Your objective - Please retype every entry, keeping each one exactly as written.

──────── Dataset excerpts ────────

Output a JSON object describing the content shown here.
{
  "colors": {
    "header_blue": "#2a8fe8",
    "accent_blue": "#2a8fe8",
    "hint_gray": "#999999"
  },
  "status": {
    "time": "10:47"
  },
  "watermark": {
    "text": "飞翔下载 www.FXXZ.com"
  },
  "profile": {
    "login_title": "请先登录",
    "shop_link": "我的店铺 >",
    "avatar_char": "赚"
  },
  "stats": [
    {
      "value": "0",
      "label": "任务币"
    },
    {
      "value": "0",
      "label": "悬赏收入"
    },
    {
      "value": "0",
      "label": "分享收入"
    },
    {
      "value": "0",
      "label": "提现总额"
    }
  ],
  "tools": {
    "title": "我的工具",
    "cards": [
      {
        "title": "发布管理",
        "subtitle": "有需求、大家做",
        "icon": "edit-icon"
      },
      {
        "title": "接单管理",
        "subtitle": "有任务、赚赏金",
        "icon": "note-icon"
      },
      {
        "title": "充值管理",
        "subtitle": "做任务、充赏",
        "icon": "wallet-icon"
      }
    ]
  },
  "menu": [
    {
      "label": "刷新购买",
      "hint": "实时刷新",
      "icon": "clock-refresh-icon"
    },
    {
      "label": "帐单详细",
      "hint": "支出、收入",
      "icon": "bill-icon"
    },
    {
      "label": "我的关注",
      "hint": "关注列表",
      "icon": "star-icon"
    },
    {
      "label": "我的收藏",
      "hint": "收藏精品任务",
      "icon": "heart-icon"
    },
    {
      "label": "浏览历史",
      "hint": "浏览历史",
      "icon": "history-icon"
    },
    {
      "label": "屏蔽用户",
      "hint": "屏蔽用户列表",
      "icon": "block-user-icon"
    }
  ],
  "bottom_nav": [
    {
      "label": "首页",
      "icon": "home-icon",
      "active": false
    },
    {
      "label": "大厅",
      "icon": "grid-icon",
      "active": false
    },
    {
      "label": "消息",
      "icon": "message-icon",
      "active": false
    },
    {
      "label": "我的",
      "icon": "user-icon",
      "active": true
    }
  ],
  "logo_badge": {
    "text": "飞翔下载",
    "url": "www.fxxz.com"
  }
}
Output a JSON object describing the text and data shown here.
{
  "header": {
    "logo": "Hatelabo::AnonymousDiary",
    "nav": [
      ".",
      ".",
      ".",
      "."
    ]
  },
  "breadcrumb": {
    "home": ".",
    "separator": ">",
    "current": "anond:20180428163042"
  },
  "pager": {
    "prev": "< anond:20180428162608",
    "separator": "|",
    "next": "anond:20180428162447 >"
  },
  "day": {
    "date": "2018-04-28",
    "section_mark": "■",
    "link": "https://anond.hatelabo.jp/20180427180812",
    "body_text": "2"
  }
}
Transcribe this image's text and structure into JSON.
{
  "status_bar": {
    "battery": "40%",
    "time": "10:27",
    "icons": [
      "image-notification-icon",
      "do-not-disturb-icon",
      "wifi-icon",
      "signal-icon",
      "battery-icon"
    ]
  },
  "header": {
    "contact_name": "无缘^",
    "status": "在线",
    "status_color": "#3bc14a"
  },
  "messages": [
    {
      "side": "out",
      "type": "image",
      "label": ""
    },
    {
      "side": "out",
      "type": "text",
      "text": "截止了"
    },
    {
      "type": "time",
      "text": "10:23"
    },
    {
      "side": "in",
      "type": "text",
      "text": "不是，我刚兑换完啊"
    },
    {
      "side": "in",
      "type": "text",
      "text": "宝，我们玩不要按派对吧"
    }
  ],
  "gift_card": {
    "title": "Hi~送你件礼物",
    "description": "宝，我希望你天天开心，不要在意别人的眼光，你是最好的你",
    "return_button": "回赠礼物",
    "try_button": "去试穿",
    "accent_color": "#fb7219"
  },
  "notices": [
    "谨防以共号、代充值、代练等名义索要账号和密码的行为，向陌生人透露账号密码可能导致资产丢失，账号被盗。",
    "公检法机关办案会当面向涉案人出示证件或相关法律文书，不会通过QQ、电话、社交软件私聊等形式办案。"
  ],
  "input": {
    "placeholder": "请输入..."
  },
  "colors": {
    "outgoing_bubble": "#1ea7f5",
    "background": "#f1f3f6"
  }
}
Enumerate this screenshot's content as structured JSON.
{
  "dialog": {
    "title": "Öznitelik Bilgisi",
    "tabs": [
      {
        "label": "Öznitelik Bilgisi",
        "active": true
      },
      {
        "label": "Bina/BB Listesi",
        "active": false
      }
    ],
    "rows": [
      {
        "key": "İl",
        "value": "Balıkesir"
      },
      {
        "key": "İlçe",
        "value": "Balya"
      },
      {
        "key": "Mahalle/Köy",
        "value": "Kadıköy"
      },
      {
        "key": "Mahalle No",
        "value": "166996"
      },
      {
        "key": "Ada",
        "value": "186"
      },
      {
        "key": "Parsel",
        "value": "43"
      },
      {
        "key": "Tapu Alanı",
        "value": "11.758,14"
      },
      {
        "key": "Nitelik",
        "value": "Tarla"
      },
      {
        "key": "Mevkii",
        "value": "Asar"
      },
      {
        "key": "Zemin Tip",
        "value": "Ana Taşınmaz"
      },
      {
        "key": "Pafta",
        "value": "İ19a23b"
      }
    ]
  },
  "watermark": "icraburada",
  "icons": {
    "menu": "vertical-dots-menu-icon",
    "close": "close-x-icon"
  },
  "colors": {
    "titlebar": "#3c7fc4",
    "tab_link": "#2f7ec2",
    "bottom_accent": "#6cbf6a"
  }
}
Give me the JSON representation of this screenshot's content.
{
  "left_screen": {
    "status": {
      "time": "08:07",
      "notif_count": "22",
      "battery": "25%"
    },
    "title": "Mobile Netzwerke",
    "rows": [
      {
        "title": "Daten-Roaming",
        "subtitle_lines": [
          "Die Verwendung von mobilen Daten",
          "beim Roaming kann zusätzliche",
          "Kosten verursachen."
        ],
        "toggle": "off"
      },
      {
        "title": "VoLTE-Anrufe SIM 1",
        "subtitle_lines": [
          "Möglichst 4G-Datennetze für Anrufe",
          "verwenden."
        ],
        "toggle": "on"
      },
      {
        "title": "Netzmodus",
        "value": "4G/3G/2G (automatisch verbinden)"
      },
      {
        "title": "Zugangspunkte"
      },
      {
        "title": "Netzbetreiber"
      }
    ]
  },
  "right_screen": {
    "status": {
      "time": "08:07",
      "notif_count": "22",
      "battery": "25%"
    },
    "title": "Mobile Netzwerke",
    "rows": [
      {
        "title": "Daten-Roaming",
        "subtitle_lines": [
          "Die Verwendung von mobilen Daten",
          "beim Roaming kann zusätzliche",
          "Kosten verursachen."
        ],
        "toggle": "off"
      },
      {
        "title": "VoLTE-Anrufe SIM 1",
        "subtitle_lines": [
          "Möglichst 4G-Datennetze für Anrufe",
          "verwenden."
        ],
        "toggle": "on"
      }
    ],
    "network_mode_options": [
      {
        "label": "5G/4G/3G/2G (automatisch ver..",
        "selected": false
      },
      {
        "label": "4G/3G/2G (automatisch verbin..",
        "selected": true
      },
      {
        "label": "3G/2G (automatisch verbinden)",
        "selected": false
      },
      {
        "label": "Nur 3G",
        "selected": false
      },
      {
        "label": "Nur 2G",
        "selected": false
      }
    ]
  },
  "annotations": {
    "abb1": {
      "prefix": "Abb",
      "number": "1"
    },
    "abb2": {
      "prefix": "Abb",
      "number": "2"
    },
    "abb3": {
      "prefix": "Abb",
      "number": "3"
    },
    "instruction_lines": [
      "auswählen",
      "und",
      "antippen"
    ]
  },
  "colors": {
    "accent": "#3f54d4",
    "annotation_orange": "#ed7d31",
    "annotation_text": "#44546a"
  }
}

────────

Output below -
Output a JSON object describing the content shown here.
{
  "colors": {
    "header_blue": "#2a8fe8",
    "accent_blue": "#2a8fe8",
    "hint_gray": "#999999"
  },
  "status": {
    "time": "10:47"
  },
  "watermark": {
    "text": "飞翔下载 www.FXXZ.com"
  },
  "profile": {
    "login_title": "请先登录",
    "shop_link": "我的店铺 >",
    "avatar_char": "赚"
  },
  "stats": [
    {
      "value": "0",
      "label": "任务币"
    },
    {
      "value": "0",
      "label": "悬赏收入"
    },
    {
      "value": "0",
      "label": "分享收入"
    },
    {
      "value": "0",
      "label": "提现总额"
    }
  ],
  "tools": {
    "title": "我的工具",
    "cards": [
      {
        "title": "发布管理",
        "subtitle": "有需求、大家做",
        "icon": "edit-icon"
      },
      {
        "title": "接单管理",
        "subtitle": "有任务、赚赏金",
        "icon": "note-icon"
      },
      {
        "title": "充值管理",
        "subtitle": "做任务、充赏",
        "icon": "wallet-icon"
      }
    ]
  },
  "menu": [
    {
      "label": "刷新购买",
      "hint": "实时刷新",
      "icon": "clock-refresh-icon"
    },
    {
      "label": "帐单详细",
      "hint": "支出、收入",
      "icon": "bill-icon"
    },
    {
      "label": "我的关注",
      "hint": "关注列表",
      "icon": "star-icon"
    },
    {
      "label": "我的收藏",
      "hint": "收藏精品任务",
      "icon": "heart-icon"
    },
    {
      "label": "浏览历史",
      "hint": "浏览历史",
      "icon": "history-icon"
    },
    {
      "label": "屏蔽用户",
      "hint": "屏蔽用户列表",
      "icon": "block-user-icon"
    }
  ],
  "bottom_nav": [
    {
      "label": "首页",
      "icon": "home-icon",
      "active": false
    },
    {
      "label": "大厅",
      "icon": "grid-icon",
      "active": false
    },
    {
      "label": "消息",
      "icon": "message-icon",
      "active": false
    },
    {
      "label": "我的",
      "icon": "user-icon",
      "active": true
    }
  ],
  "logo_badge": {
    "text": "飞翔下载",
    "url": "www.fxxz.com"
  }
}
Output a JSON object describing the text and data shown here.
{
  "header": {
    "logo": "Hatelabo::AnonymousDiary",
    "nav": [
      ".",
      ".",
      ".",
      "."
    ]
  },
  "breadcrumb": {
    "home": ".",
    "separator": ">",
    "current": "anond:20180428163042"
  },
  "pager": {
    "prev": "< anond:20180428162608",
    "separator": "|",
    "next": "anond:20180428162447 >"
  },
  "day": {
    "date": "2018-04-28",
    "section_mark": "■",
    "link": "https://anond.hatelabo.jp/20180427180812",
    "body_text": "2"
  }
}
Transcribe this image's text and structure into JSON.
{
  "status_bar": {
    "battery": "40%",
    "time": "10:27",
    "icons": [
      "image-notification-icon",
      "do-not-disturb-icon",
      "wifi-icon",
      "signal-icon",
      "battery-icon"
    ]
  },
  "header": {
    "contact_name": "无缘^",
    "status": "在线",
    "status_color": "#3bc14a"
  },
  "messages": [
    {
      "side": "out",
      "type": "image",
      "label": ""
    },
    {
      "side": "out",
      "type": "text",
      "text": "截止了"
    },
    {
      "type": "time",
      "text": "10:23"
    },
    {
      "side": "in",
      "type": "text",
      "text": "不是，我刚兑换完啊"
    },
    {
      "side": "in",
      "type": "text",
      "text": "宝，我们玩不要按派对吧"
    }
  ],
  "gift_card": {
    "title": "Hi~送你件礼物",
    "description": "宝，我希望你天天开心，不要在意别人的眼光，你是最好的你",
    "return_button": "回赠礼物",
    "try_button": "去试穿",
    "accent_color": "#fb7219"
  },
  "notices": [
    "谨防以共号、代充值、代练等名义索要账号和密码的行为，向陌生人透露账号密码可能导致资产丢失，账号被盗。",
    "公检法机关办案会当面向涉案人出示证件或相关法律文书，不会通过QQ、电话、社交软件私聊等形式办案。"
  ],
  "input": {
    "placeholder": "请输入..."
  },
  "colors": {
    "outgoing_bubble": "#1ea7f5",
    "background": "#f1f3f6"
  }
}
Enumerate this screenshot's content as structured JSON.
{
  "dialog": {
    "title": "Öznitelik Bilgisi",
    "tabs": [
      {
        "label": "Öznitelik Bilgisi",
        "active": true
      },
      {
        "label": "Bina/BB Listesi",
        "active": false
      }
    ],
    "rows": [
      {
        "key": "İl",
        "value": "Balıkesir"
      },
      {
        "key": "İlçe",
        "value": "Balya"
      },
      {
        "key": "Mahalle/Köy",
        "value": "Kadıköy"
      },
      {
        "key": "Mahalle No",
        "value": "166996"
      },
      {
        "key": "Ada",
        "value": "186"
      },
      {
        "key": "Parsel",
        "value": "43"
      },
      {
        "key": "Tapu Alanı",
        "value": "11.758,14"
      },
      {
        "key": "Nitelik",
        "value": "Tarla"
      },
      {
        "key": "Mevkii",
        "value": "Asar"
      },
      {
        "key": "Zemin Tip",
        "value": "Ana Taşınmaz"
      },
      {
        "key": "Pafta",
        "value": "İ19a23b"
      }
    ]
  },
  "watermark": "icraburada",
  "icons": {
    "menu": "vertical-dots-menu-icon",
    "close": "close-x-icon"
  },
  "colors": {
    "titlebar": "#3c7fc4",
    "tab_link": "#2f7ec2",
    "bottom_accent": "#6cbf6a"
  }
}
Give me the JSON representation of this screenshot's content.
{
  "left_screen": {
    "status": {
      "time": "08:07",
      "notif_count": "22",
      "battery": "25%"
    },
    "title": "Mobile Netzwerke",
    "rows": [
      {
        "title": "Daten-Roaming",
        "subtitle_lines": [
          "Die Verwendung von mobilen Daten",
          "beim Roaming kann zusätzliche",
          "Kosten verursachen."
        ],
        "toggle": "off"
      },
      {
        "title": "VoLTE-Anrufe SIM 1",
        "subtitle_lines": [
          "Möglichst 4G-Datennetze für Anrufe",
          "verwenden."
        ],
        "toggle": "on"
      },
      {
        "title": "Netzmodus",
        "value": "4G/3G/2G (automatisch verbinden)"
      },
      {
        "title": "Zugangspunkte"
      },
      {
        "title": "Netzbetreiber"
      }
    ]
  },
  "right_screen": {
    "status": {
      "time": "08:07",
      "notif_count": "22",
      "battery": "25%"
    },
    "title": "Mobile Netzwerke",
    "rows": [
      {
        "title": "Daten-Roaming",
        "subtitle_lines": [
          "Die Verwendung von mobilen Daten",
          "beim Roaming kann zusätzliche",
          "Kosten verursachen."
        ],
        "toggle": "off"
      },
      {
        "title": "VoLTE-Anrufe SIM 1",
        "subtitle_lines": [
          "Möglichst 4G-Datennetze für Anrufe",
          "verwenden."
        ],
        "toggle": "on"
      }
    ],
    "network_mode_options": [
      {
        "label": "5G/4G/3G/2G (automatisch ver..",
        "selected": false
      },
      {
        "label": "4G/3G/2G (automatisch verbin..",
        "selected": true
      },
      {
        "label": "3G/2G (automatisch verbinden)",
        "selected": false
      },
      {
        "label": "Nur 3G",
        "selected": false
      },
      {
        "label": "Nur 2G",
        "selected": false
      }
    ]
  },
  "annotations": {
    "abb1": {
      "prefix": "Abb",
      "number": "1"
    },
    "abb2": {
      "prefix": "Abb",
      "number": "2"
    },
    "abb3": {
      "prefix": "Abb",
      "number": "3"
    },
    "instruction_lines": [
      "auswählen",
      "und",
      "antippen"
    ]
  },
  "colors": {
    "accent": "#3f54d4",
    "annotation_orange": "#ed7d31",
    "annotation_text": "#44546a"
  }
}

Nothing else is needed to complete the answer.